Crawford (Derek Newark). They send him to have an eye test by one of the
members, Dr Primble (Phillip Locke) an eccentric ophthalmic surgeon who
uses hats as much as letters for testing sight. Meanwhile Mrs Peel goes to visit
another BVS astronomer, Lord Mansford (Kenneth Benda). When she arrives, his butler
Jennings (Adrian Ropes) says she’s just missed him - he’s locked inside
his vault, perusing his art treasures, “until the clock strikes three”.
Steed shows Primble Hadley’s photos and Primble suggests Earth has been invaded by gaseous Venusians, while at the same time odd things are happening to Mansford’s vault - the time lock opens and he’s dead, white as a sheet. The camera in the vault recorded similar images, and the side has a hole burnt through it.
Brigadier Whitehead (Jon Pertwee), last of the BVS enthusiasts is recording his
war memoirs when Venus arrives, asking for another donation, which he refuses
until he’s seen the accounts. Seconds after her departure, and seconds before
Steed’s arrival, he too is struck with the bleaching blast - his tape deck
recording the strange sound of the attack.
Steed plays it to Mrs Peel as she walks in her front door, making her duck for cover as he starts it at some of Whitehead’s machine-gun sound effects, and she takes the recording to Venus Browne, claiming to be from a newspaper. Venus is deeply interested, but doesn’t recognise the sound. She calls Crawford to hear it but he can’t identify it over the phone. Suddenly, the house is attacked by the glowing ball, setting the curtains on fire.
Steed visits Primble, making it known he’s from Security and is investigating the deaths, and mentions he’s using Cosgrove’s observatory that night. Mrs Peel waits for Crawford to arrive, while Steed sets up a wax dummy of himself and retires to a safe corner. Seconds later, his beer bubble and the dummy’s head is obliterated. Primble bursts in, saying he saw the light come from the cemetery. Steed arrives and is once again shot at with the beam, Primble declaring the invasion underway.

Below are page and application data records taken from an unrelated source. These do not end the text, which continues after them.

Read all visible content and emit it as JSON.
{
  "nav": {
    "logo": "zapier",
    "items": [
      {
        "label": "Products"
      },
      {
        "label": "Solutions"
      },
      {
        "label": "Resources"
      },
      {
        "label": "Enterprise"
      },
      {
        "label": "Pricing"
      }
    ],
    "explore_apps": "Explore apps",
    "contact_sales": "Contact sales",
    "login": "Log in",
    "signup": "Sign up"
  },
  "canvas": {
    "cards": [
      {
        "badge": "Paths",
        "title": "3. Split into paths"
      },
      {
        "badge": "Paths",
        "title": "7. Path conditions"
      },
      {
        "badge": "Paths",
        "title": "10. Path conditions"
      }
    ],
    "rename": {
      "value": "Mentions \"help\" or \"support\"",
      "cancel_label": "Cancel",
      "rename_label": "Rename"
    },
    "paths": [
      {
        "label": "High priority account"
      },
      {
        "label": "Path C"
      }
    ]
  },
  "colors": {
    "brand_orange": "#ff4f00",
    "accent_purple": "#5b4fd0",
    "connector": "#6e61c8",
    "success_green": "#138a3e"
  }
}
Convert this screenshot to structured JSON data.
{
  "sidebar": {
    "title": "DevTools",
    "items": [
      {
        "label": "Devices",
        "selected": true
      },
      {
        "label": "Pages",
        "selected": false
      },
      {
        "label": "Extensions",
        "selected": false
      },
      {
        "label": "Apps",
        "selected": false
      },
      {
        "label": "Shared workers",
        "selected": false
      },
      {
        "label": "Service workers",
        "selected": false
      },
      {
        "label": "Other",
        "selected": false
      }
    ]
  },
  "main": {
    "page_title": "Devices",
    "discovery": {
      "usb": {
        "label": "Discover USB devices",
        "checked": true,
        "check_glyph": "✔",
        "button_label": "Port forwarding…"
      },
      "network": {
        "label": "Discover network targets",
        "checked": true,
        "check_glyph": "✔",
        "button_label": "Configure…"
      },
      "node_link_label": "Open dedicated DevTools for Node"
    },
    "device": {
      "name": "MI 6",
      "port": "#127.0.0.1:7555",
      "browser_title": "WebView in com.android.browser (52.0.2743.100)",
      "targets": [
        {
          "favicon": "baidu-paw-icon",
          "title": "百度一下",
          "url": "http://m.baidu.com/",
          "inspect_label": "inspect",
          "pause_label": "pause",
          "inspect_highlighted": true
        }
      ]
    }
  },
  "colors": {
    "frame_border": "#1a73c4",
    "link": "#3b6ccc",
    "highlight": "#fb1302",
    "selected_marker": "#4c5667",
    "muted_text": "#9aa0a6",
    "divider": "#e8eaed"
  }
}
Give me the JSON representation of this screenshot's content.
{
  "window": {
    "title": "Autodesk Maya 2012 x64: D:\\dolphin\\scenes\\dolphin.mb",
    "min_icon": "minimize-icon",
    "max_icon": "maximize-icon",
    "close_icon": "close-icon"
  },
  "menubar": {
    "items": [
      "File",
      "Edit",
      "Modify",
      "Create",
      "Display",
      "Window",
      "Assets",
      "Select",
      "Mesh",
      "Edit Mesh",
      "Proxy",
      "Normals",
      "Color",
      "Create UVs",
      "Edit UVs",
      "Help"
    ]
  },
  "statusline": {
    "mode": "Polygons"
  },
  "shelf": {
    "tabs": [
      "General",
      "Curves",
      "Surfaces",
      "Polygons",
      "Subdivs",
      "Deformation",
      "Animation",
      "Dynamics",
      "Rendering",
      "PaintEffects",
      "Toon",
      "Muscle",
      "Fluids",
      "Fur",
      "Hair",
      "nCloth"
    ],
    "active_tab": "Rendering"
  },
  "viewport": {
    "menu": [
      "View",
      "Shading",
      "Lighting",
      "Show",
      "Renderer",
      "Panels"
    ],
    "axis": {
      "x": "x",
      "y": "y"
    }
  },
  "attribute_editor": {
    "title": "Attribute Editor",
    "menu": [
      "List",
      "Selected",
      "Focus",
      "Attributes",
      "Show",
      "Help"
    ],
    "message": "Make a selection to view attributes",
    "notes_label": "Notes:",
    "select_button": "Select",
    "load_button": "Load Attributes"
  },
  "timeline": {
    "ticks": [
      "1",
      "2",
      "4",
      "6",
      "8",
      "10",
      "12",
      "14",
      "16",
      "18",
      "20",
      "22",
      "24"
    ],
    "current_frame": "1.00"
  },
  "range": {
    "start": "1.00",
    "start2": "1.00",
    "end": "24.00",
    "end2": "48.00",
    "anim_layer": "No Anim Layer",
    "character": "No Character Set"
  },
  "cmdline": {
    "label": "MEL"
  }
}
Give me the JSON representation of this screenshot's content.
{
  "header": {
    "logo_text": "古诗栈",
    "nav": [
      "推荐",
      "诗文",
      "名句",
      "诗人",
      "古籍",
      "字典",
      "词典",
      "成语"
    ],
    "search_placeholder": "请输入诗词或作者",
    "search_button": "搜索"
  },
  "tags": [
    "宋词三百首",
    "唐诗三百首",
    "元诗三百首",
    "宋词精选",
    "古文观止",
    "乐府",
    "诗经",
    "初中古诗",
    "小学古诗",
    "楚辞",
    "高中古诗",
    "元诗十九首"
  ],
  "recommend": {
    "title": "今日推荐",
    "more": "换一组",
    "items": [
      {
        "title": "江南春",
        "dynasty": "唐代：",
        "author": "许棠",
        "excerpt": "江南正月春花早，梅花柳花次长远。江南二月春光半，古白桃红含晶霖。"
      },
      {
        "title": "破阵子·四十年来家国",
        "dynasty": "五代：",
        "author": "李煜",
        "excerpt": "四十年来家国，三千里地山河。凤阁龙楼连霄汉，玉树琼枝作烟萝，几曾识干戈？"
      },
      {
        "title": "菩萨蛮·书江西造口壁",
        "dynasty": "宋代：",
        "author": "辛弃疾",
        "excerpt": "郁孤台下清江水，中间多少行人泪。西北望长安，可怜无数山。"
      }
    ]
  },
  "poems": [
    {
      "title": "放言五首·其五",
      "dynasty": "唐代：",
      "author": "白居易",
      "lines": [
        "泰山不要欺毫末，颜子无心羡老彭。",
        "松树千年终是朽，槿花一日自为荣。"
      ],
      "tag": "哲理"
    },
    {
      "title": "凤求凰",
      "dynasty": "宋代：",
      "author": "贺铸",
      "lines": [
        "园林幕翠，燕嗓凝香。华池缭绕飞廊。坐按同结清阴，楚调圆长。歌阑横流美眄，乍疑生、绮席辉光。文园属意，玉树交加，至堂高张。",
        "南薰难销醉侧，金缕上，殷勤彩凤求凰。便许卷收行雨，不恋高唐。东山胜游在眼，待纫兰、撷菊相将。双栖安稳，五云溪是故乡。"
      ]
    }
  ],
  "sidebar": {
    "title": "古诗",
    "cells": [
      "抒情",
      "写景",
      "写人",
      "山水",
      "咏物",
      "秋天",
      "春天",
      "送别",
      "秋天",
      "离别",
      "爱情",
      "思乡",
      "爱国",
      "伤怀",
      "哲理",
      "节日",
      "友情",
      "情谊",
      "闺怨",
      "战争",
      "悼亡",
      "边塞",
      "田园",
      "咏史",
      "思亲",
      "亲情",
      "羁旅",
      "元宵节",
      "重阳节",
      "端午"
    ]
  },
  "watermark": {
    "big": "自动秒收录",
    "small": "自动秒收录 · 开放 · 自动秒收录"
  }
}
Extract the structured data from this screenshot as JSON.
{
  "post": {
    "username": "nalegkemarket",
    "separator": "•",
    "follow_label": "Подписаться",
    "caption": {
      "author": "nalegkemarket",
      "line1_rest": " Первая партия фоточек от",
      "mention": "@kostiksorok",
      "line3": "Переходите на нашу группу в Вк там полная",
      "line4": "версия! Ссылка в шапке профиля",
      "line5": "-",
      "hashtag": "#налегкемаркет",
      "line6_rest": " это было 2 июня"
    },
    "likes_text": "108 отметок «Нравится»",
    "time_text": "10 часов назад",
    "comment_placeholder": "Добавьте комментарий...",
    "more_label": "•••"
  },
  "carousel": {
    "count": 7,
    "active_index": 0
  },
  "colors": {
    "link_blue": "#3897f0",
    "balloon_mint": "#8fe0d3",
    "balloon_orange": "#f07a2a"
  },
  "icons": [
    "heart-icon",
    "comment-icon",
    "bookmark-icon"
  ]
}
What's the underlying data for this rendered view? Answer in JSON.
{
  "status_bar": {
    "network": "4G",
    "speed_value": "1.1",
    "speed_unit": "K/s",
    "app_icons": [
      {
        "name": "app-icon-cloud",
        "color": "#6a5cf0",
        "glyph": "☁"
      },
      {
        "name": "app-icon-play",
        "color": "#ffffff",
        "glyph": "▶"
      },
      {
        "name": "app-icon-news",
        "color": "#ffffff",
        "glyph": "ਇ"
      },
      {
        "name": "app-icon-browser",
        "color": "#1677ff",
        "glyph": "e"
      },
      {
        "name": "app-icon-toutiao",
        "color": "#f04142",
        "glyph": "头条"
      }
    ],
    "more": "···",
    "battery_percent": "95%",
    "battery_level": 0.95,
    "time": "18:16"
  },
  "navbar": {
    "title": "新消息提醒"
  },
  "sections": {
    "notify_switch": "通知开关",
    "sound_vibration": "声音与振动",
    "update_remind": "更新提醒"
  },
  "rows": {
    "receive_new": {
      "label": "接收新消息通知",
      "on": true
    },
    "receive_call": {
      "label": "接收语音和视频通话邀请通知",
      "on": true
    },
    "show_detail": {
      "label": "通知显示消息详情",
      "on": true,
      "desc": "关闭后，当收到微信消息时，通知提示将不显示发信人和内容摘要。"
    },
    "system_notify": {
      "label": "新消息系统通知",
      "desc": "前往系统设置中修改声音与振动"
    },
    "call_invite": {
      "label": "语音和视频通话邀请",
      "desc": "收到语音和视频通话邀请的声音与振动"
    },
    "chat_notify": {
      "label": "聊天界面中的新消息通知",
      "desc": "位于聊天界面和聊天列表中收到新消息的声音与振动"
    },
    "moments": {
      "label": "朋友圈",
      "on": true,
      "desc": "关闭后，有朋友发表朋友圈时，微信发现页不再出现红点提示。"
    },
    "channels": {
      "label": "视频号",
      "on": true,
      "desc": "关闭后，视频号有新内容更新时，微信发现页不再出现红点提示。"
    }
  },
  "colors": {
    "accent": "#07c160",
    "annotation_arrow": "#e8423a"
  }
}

Ministry scientist Professor Clarke (Arthur Cox) visits the site and notes the
scorched earth but discards his soil sample when he hears of the mirrored vehicle.
He identifies the recording - indubitably a laser, as Crawford is just that moment
telling Mrs Peel - and one of their primary uses is in eye surgery.
Mrs Peel breaks into Primble’s garage and finds a heavily modified silver sports car, with forward-facing laser option installed. She is attacked by Martin (Joe Powell), who she overcomes but Primble traps her in the laser’s sights. She’s strapped to a surgery trolley to get her to talk, but Steed arrives before the final eye chart is burnt through and kills Primble by reflecting his laser back at him.
They go to leave, and Mrs Peel is impressed by Steed’s modish white bowler!
Steed and Mrs Peel have been invited to have dinner on Venus, Venus Browne of the BVS that is, not on the planet, which is just as well, otherwise there’d be no wine - his Claret not travelling well.
|Transmission dates:||Foreign title||
whisky and soda
|Germany||24/10/1967||(Einmal Venus, hin und zurück)|
|France||2/07/1968||(Bons baisers de Vénus)|
|Italy||16/11/1973||(da venere con amore)|
|Spain||---||(Desde venus con amor)|
|The Netherlands||19/04/1969||(Met de groeten van Venus)|